Separate versus Marital Property in Colorado

The distinction between separate and marital property in Colorado is important to understand if you’re considering a marriage, divorce or estate planning. This classification of your property as being separate or marital determines how those assets would be divided in a divorce. This article from Denver Law Firm FlinLaw explains how property is classified as separate or marital and how that classification affects your rights.

How Property is Divided in a Colorado Divorce

During dissolution of marriage proceedings, a Colorado court is empowered to divide a couple’s marital property in a manner that is “equitable,” however, the courts cannot touch any property that is deemed the separate property of one spouse or the other. The courts have broad discretion in determining what is an “equitable” division of marital assets in any given divorce case, but should generally follow a few specific factors that are laid out in Colorado statutes (§14-10-113).  These factors include:

  • Each spouse’s contribution to the acquisition of marital property, including the contribution of a homemaker spouse;
  • The value of each spouse’s separate property;
  • The earning capacity and economic circumstances of each spouse, including the desirability of awarding the family home to the spouse who will primarily care for any children; and
  • Increases and decreases in value of the assets of each spouse, including the use of separate property for marital benefit.

These factors are not all encompassing, and courts still may consider many other circumstances related to the division of marital property.

What is the Difference between Marital Property and Separate Property?

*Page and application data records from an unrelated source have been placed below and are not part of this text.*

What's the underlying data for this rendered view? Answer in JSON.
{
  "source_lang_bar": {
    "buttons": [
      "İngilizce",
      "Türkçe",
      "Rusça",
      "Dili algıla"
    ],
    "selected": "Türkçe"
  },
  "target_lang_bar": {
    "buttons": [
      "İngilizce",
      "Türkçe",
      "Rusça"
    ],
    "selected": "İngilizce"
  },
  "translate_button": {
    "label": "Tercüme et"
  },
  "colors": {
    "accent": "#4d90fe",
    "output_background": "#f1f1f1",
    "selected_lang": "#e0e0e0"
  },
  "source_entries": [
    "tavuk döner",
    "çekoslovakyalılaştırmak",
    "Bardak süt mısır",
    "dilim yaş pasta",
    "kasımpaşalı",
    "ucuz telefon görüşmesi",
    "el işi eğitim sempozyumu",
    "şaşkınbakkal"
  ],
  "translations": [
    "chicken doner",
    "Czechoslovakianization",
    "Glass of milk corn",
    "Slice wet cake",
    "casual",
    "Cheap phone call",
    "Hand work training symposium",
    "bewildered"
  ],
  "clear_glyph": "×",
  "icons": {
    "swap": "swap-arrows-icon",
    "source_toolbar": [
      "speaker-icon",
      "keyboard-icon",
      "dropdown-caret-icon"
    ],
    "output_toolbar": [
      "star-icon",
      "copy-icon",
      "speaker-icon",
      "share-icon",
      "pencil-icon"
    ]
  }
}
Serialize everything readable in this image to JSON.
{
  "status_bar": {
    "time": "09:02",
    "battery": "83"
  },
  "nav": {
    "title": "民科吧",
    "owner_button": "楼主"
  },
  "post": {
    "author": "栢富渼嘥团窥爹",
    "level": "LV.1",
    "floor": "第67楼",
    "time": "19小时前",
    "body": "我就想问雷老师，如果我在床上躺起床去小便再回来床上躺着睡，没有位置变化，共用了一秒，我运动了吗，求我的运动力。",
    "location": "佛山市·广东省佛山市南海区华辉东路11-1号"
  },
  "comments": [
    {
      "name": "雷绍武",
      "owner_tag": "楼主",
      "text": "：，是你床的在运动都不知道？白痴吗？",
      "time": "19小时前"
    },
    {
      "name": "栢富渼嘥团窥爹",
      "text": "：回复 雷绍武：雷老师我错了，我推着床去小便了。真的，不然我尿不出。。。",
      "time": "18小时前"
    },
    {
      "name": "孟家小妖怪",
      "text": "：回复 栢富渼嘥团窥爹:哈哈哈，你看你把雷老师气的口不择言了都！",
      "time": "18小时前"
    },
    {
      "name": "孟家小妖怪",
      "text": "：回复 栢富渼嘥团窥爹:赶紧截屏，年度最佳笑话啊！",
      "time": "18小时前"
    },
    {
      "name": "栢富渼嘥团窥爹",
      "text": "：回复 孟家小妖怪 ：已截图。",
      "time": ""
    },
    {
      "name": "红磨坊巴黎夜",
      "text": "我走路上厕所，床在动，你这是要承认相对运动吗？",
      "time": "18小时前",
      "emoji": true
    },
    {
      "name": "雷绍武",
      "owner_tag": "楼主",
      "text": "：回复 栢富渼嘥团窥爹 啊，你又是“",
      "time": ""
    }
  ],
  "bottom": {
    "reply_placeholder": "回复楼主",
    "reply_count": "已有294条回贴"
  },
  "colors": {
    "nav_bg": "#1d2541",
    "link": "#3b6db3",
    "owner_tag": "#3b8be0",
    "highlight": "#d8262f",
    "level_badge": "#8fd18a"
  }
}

So why can the courts divide certain assets between spouses and not others? It has to do with the distinction between marital property and separate property.  Basically, separate property are certain items that the law believes are the property of the person who owns or receives them regardless of marital status.  This includes:

  • Property owned by each spouse prior to the marriage;
  • Property received in exchange for other separate property;
  • Gifts & Inheritances (even if they are received during the marriage);
  • Property acquired by a spouse after a decree of legal separation; and
  • Property that is agreed to be separate by a valid marital agreement.

On the other hand, marital property represents assets that the law deems are owned by a married couple for the benefit of their marriage, regardless of who purchased the assets and whether title is held in one person’s name. Generally, marital property is everything not included in the definition of separate property.  Specifically, marital property includes assets obtained during the marriage, and any appreciation on separate property assets that happens during the marriage.

Using Estate Planning and Marital Agreements For Better Results

Our Denver Divorce, Family Law and Estate Planning Attorneys can help you avoid the out comes described above if you find them undesirable. A well-drafted pre-marital agreement (prenups) or post-marital agreement can help you re-define what is separate property and what is marital property. Likewise, a joint trust can help to keep assets separate during the marriage to avoid issues that could turn your separate property into marital property, like marital contributions to protect separate property assets.  Finally, our divorce attorneys can make sure you’re protected during divorce proceedings by ensuring that the court properly characterizes your property.

Contact us today for your free consultation to learn more about this topic!